Ethyl Kennedy contacted the maker of the frisbee back in the ‘60s hoping to ship some of those new toys to Angola and a particular orphanage with which she had worked. The frisbees arrived and later Mrs. Kennedy received a thank you note: We are grateful for the plastic plates. The kids use them all the time. By the way, did you know that they make an interesting toy as well? The ways of God are upside down and backward to the ways of man. God makes little sense to us. He warned us through Isaiah that this would be the case: My thoughts are not your thoughts neither are your ways my ways, declares the Lord.
Keep your feasts when things are bad, really bad? Why?
First consider this: when things are bad, perhaps that is all the more reason to celebrate. I am not encouraging denial. But understand that when we celebrate in this life we are not ultimately celebrating what is now but rather what is to come! Every celebration now, if properly understood, is but a foreshadowing of a greater celebration yet to come. For example, when we celebrate a good meal with family and friends, it points to a day when we will partake of a banquet without concern for our waistlines and with the absence of tensions big or small with those we eat. When we celebrate a marriage or an anniversary, we are ultimately celebrating a day when we will be united with Christ in oneness as it was intended from the beginning. When we gather on a Sunday to celebrate God and what He has done, it is a dress rehearsal for the grand celebration depicted in Revelation. And when we celebrate a graduation or a ritual marking the entrance into adulthood or some deeper level of maturity, we celebrate the day when we will be fully mature in Christ! Keep your feasts, because your celebrations point forward with great hope!
One more idea that adds a beauty to this truth. Did you know that when the seamstresses were given the instructions for the making of the high priestly garments, the collar was to be double-stitched? Why? The one privilege belonging solely to the high priest was entrance into the presence of God and in the presence of God there is never a reason to tear your robe, as many freely did in times of sorrow and despair (see Job or Jacob as an example). But not the high priest. With the privilege of being in God’s presence, he was never to tear his robe because the ultimate reality is never despair. It is always hope. Now, we are all priests. We remind each other that there is never a reason to lose hope. God is in our midst. God is inside of us. Don’t lose hope. Keep your feasts! Things will end well. That is a promise. And the enemy that has plagued your heart (what is it for you?) will someday be destroyed and it will never again rise up and threaten your well-being.

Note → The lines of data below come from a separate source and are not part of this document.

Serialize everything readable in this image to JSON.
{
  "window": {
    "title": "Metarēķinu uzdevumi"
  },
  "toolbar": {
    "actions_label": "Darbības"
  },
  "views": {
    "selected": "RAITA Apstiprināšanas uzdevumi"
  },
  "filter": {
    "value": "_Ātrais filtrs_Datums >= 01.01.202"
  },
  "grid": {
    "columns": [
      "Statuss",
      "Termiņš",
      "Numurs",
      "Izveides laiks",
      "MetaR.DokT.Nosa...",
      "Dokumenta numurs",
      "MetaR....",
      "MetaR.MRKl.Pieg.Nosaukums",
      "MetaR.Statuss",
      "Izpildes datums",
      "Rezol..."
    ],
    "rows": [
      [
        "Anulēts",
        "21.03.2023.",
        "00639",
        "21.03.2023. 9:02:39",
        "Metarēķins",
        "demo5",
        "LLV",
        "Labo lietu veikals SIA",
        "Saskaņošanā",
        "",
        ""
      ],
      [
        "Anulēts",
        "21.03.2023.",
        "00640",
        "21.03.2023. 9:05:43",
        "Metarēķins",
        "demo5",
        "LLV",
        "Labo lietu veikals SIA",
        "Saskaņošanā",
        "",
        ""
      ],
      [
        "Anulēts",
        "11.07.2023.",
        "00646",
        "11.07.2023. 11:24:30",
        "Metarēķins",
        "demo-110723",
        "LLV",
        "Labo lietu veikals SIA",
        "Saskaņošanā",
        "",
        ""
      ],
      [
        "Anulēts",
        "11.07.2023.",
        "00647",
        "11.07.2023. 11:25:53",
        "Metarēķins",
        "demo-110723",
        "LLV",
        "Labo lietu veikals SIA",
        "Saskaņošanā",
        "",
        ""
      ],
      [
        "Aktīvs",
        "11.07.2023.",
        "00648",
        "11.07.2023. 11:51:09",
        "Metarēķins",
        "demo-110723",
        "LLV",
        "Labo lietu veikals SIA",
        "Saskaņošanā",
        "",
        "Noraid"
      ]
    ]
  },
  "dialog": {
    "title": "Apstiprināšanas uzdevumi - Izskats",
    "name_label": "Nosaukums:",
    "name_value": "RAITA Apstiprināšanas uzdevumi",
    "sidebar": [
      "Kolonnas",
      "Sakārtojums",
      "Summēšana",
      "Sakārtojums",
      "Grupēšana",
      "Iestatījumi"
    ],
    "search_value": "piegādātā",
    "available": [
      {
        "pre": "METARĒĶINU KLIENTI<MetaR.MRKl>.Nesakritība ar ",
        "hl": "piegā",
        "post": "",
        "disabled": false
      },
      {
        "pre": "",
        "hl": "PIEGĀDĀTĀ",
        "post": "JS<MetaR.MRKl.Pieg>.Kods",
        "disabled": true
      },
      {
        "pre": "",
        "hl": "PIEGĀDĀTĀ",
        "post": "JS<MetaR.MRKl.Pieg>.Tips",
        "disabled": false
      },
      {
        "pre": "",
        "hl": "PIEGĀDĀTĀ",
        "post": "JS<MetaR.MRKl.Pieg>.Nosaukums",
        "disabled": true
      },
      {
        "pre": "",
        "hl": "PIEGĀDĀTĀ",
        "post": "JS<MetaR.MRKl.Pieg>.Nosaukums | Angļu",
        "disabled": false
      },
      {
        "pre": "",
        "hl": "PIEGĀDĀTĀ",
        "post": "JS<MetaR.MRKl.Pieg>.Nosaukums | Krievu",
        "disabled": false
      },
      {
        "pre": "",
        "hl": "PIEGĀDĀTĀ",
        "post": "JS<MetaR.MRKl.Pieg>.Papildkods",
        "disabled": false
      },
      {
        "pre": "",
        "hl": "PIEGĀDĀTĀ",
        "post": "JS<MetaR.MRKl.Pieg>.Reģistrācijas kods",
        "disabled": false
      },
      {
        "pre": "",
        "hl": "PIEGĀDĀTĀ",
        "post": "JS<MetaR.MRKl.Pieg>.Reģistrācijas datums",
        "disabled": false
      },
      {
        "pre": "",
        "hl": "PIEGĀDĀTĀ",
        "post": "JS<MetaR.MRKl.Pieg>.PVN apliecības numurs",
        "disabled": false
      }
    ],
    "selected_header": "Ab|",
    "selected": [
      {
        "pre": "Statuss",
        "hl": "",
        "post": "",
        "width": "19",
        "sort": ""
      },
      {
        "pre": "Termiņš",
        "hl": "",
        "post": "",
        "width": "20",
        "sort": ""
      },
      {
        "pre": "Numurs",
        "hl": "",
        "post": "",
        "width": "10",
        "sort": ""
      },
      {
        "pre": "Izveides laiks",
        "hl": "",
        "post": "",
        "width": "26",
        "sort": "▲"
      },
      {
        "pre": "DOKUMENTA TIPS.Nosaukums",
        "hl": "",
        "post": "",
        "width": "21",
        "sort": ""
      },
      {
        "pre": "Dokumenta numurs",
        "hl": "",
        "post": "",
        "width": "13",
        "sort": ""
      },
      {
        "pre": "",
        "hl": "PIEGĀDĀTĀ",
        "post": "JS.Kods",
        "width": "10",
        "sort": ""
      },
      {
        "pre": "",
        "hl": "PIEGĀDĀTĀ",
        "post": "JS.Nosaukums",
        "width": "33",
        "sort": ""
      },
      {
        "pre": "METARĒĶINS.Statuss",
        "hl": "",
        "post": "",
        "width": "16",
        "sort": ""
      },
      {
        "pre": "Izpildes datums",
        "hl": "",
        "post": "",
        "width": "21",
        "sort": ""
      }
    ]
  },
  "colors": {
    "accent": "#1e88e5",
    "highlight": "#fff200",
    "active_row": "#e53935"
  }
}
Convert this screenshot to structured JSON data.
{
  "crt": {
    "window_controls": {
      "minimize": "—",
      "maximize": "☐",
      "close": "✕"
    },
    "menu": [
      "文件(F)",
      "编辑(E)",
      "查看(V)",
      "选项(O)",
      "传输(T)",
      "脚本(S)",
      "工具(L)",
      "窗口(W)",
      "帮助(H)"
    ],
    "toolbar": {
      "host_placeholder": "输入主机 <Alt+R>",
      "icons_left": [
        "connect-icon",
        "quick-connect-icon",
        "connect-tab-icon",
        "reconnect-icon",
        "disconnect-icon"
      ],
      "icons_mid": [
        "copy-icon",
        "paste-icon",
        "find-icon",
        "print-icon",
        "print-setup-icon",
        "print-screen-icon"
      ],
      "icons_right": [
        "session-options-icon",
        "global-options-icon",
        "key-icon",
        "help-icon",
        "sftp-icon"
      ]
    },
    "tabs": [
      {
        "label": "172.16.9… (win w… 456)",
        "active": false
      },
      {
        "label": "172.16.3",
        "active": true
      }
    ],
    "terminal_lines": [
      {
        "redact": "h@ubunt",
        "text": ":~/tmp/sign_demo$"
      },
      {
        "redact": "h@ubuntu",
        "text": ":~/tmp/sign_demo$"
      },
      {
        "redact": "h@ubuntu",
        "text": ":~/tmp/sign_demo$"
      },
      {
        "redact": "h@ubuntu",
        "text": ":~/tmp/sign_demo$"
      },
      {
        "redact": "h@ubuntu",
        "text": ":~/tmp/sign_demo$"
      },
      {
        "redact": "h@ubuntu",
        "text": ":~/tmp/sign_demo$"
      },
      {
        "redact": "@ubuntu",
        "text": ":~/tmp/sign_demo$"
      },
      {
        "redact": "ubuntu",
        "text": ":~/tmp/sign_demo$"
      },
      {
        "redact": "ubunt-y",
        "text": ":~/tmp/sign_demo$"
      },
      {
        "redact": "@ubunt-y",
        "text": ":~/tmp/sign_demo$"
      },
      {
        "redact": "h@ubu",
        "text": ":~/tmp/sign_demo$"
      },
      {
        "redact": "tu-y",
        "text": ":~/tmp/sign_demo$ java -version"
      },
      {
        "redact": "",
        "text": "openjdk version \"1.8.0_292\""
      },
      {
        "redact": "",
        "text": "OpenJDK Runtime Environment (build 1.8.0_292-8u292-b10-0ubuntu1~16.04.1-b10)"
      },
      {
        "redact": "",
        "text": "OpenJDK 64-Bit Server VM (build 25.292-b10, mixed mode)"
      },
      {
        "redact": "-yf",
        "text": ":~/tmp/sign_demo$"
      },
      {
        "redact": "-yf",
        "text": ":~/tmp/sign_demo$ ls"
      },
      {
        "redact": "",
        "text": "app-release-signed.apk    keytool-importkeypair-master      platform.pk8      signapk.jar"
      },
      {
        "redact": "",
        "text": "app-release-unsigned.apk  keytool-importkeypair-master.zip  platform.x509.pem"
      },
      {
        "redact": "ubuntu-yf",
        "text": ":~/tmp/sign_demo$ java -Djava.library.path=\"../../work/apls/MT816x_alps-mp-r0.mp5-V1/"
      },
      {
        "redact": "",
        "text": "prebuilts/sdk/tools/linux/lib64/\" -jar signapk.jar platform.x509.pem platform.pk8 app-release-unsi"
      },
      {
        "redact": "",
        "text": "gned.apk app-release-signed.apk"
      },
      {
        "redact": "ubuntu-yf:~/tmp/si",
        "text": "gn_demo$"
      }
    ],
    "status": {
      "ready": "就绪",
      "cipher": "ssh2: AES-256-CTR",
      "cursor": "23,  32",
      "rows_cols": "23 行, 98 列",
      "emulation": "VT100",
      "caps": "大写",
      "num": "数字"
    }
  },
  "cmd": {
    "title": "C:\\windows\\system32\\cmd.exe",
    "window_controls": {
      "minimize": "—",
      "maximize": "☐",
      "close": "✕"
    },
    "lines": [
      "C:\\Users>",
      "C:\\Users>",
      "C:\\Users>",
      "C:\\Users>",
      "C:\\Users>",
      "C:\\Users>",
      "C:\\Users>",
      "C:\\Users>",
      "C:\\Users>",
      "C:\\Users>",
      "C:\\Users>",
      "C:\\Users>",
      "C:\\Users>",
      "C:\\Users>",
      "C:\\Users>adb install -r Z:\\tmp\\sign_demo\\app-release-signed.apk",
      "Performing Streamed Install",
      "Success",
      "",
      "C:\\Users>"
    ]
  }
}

And so the passage ends with the messenger bounding from mountain top to mountain top announcing the good news that peace is on the way. Isaiah records nearly the exact same words in chapter 52 of his prophecy except there is one additional thought worth capturing. To conclude the good news he says, Our God reigns. Indeed He does, despite what we see or are experiencing at any moment and because He reigns, we are invited, commanded to celebrate: Keep your feasts!
Patience and peace to you,